Rarity has reared its ugly head, right here on the margins of Sapsucker Woods. The pair of carolina wrens that showed up out of the blue last weekend made it through the ice storm and are now becoming comfortable in my sideyard. That doesn’t change the fact that there is nary a report of a carolina wren in Sapsucker Woods between the months of October and April, much less in January! Their russety browns and jaunty eyestripes are a welcome addition to the yard, but I feared that this cold weather (-17degC this weekend) might be enough to convince them to move on, perhaps to the great beyond. What’s an ardent wren-watcher to do?
Recalling, for a moment, the strong association that carolina wrens (and most forest wrens in general) have for a brushy, tangled environment, I took it upon myself to furnish them with a more suitable habitat than my side-yard possessed. Enter the brushpile:
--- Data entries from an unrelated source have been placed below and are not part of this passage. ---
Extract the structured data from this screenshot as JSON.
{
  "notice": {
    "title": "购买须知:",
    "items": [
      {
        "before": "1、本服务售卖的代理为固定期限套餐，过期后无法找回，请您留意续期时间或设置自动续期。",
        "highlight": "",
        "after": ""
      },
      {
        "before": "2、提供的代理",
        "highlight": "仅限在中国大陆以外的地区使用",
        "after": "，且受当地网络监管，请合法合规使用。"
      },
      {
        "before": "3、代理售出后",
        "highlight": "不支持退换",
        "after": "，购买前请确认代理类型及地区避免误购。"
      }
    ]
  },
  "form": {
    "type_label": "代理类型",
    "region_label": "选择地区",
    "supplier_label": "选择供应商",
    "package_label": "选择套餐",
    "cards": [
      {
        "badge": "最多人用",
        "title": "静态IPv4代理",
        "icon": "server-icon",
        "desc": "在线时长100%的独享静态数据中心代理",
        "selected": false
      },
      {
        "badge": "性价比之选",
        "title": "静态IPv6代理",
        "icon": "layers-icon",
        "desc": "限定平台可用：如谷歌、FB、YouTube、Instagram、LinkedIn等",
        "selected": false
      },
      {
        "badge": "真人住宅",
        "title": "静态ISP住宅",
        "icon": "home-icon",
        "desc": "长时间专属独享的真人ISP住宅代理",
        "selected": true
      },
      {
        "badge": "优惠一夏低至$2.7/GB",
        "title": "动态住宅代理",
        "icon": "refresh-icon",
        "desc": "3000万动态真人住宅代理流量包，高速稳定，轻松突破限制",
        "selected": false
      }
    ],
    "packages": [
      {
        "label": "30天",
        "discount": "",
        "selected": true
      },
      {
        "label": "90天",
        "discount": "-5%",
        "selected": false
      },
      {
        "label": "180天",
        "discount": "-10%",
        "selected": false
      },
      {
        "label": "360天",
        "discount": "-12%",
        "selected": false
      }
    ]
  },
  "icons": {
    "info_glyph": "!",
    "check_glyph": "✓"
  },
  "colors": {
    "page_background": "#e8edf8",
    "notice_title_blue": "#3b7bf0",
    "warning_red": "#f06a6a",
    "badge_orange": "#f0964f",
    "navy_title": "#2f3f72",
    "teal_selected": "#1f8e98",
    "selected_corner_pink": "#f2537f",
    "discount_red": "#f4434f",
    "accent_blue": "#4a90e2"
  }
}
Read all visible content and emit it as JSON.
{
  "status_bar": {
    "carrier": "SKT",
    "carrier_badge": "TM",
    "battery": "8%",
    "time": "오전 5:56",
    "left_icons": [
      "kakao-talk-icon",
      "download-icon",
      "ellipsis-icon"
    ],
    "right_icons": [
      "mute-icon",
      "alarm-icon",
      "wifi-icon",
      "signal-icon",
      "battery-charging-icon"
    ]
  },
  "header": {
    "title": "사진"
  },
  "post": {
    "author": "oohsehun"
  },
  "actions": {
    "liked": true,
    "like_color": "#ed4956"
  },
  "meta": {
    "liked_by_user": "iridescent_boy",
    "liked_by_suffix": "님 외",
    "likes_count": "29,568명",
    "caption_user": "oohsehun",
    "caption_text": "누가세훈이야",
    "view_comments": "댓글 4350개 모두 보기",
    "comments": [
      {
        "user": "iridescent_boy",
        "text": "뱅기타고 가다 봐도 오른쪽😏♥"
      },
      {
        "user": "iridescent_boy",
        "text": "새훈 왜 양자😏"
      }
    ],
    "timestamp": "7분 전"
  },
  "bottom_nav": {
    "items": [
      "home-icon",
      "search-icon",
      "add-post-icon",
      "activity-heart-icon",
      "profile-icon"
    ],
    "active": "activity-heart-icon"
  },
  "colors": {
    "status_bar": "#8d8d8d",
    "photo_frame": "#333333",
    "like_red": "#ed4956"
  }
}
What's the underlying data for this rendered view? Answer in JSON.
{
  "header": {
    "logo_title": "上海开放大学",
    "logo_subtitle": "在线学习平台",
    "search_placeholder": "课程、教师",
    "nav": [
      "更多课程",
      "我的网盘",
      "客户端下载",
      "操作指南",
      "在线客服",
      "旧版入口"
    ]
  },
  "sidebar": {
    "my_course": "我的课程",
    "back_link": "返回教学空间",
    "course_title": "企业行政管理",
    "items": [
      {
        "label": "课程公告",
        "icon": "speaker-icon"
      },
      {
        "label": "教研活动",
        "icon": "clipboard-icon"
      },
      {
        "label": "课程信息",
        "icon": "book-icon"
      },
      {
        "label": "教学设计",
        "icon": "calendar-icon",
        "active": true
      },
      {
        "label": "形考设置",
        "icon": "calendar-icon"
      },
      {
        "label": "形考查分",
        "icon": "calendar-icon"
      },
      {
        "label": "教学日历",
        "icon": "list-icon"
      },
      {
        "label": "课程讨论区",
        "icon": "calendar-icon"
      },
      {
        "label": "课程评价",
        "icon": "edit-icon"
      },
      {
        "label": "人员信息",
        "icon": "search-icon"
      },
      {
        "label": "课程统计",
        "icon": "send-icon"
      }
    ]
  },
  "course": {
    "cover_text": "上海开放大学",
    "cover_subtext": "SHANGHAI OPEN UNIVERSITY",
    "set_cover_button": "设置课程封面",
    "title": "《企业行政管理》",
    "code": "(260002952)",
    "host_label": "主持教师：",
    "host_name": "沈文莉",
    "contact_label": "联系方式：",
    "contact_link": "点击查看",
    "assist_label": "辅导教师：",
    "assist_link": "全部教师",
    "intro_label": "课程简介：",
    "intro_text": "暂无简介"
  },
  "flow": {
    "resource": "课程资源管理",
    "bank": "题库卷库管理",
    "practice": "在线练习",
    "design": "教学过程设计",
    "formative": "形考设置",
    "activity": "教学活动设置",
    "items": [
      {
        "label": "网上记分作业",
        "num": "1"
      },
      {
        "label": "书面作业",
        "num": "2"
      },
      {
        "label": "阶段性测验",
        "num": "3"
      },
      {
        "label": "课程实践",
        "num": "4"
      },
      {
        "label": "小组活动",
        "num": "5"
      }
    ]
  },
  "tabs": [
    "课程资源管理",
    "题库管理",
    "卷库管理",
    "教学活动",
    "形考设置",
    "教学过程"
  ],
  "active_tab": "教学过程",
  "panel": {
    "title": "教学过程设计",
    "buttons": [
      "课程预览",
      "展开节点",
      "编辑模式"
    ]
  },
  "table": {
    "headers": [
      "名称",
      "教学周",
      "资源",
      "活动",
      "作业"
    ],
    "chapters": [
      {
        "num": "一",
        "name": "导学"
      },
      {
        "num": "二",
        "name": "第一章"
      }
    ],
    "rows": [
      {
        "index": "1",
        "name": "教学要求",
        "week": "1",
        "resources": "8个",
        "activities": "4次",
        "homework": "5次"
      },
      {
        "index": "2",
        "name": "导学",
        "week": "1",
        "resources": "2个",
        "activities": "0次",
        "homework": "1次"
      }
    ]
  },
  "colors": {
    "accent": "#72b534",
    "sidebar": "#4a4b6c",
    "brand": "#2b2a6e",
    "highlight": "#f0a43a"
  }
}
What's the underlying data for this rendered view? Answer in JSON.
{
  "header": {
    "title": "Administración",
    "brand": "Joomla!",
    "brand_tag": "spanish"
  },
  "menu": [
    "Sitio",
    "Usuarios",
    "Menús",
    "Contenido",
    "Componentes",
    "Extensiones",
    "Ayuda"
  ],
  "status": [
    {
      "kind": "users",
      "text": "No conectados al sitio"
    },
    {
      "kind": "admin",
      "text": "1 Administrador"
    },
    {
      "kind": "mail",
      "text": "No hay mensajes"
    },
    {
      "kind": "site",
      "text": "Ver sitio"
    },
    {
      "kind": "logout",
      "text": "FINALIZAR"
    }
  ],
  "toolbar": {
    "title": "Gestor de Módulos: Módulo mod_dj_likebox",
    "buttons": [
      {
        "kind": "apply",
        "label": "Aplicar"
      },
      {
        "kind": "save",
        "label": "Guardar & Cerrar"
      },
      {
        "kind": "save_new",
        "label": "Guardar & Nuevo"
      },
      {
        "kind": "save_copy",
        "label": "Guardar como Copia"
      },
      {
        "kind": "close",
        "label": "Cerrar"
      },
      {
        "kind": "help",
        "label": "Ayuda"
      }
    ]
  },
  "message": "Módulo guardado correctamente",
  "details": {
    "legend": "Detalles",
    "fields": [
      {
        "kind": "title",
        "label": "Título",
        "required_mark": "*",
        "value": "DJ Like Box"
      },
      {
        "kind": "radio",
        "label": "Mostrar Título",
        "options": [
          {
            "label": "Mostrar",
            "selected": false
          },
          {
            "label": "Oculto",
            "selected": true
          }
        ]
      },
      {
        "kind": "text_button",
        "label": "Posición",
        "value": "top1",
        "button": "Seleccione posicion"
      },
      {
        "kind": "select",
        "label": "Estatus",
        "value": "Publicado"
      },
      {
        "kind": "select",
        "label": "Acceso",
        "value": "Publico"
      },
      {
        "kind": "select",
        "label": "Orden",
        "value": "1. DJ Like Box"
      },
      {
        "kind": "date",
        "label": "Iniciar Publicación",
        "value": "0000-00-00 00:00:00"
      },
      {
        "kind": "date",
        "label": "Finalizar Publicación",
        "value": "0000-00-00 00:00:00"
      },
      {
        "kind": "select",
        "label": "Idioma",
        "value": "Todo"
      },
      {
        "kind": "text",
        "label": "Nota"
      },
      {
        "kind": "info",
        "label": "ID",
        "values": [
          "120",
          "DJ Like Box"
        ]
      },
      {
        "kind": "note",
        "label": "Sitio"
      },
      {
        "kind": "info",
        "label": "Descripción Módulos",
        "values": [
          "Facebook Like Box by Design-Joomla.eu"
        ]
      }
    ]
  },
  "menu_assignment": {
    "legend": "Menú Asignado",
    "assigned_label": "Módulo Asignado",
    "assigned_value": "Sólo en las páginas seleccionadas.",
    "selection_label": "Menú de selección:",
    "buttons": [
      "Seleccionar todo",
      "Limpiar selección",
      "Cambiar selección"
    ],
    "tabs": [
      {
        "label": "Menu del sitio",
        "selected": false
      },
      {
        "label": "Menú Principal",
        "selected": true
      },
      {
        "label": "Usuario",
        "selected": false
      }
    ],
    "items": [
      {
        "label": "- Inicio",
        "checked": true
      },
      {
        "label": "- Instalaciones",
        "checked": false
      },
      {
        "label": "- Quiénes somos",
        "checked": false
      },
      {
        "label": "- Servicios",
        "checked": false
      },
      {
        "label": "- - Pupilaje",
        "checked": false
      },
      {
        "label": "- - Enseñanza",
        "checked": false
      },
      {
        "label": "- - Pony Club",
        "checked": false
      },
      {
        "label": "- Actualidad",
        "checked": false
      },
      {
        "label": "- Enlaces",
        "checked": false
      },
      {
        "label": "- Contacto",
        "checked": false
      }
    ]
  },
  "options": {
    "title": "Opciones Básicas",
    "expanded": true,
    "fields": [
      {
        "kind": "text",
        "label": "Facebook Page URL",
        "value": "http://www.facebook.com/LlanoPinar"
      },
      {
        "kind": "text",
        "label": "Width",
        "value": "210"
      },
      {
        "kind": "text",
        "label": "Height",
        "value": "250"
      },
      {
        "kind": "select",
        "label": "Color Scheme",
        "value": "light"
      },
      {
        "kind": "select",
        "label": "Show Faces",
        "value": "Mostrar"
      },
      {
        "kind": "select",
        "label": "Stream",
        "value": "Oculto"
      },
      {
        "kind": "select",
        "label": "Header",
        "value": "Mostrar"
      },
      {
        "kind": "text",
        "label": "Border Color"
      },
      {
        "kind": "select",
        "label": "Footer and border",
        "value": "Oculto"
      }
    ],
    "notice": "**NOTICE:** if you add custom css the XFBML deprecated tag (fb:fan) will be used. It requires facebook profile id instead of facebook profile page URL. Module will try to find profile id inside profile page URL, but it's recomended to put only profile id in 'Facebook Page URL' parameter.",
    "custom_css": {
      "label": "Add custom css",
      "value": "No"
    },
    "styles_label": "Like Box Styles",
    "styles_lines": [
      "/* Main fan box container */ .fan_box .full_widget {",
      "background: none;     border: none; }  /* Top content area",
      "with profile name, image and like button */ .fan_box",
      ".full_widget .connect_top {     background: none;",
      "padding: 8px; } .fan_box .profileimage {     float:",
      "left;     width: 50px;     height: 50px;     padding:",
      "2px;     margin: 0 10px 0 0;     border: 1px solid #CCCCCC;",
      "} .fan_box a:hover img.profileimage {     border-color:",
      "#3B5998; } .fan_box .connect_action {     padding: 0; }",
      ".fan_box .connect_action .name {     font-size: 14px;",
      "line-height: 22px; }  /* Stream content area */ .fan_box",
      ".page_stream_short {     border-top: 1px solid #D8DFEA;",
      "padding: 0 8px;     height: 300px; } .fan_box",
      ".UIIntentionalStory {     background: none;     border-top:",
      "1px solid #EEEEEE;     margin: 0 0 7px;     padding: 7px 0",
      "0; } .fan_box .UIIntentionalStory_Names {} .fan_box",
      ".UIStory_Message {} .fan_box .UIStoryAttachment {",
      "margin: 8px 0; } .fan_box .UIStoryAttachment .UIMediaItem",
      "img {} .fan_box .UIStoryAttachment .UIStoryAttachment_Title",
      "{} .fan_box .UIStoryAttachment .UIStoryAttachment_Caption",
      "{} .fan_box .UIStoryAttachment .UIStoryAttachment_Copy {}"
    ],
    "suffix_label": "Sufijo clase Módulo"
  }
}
Despite its diminutive dimensions, this small brushpile (4ft x 4ft) has already become the wrens’ new daytime roost. Their furtive travels through the twists and tangles are endless entertainment–they disappear at one end and magically re-appear at the other, deftly maneuvering through the small spaces. Today while out in the yard I reaped the rewards for all of my labors: a couple of musical “tea-kettles” that burst forth from behind the brushpile, a heady commendation if ever there were one.
In the end it has more than met my expectations. The wrens were exploring within 15 minutes of it being built, and the size of my junco flocks has swelled from 3-5 birds to 10-15. Other birds have also given it attention: the chickadees and titmice are active at its edges, the cardinals lodge themselves atop the mass, and from time to time a downy woodpecker lands on the lonely upright branch that extends out of the pile. All in all, a successful wrenovation, and one that I hope helps keep my new tea-kettling neighbors happy and homely.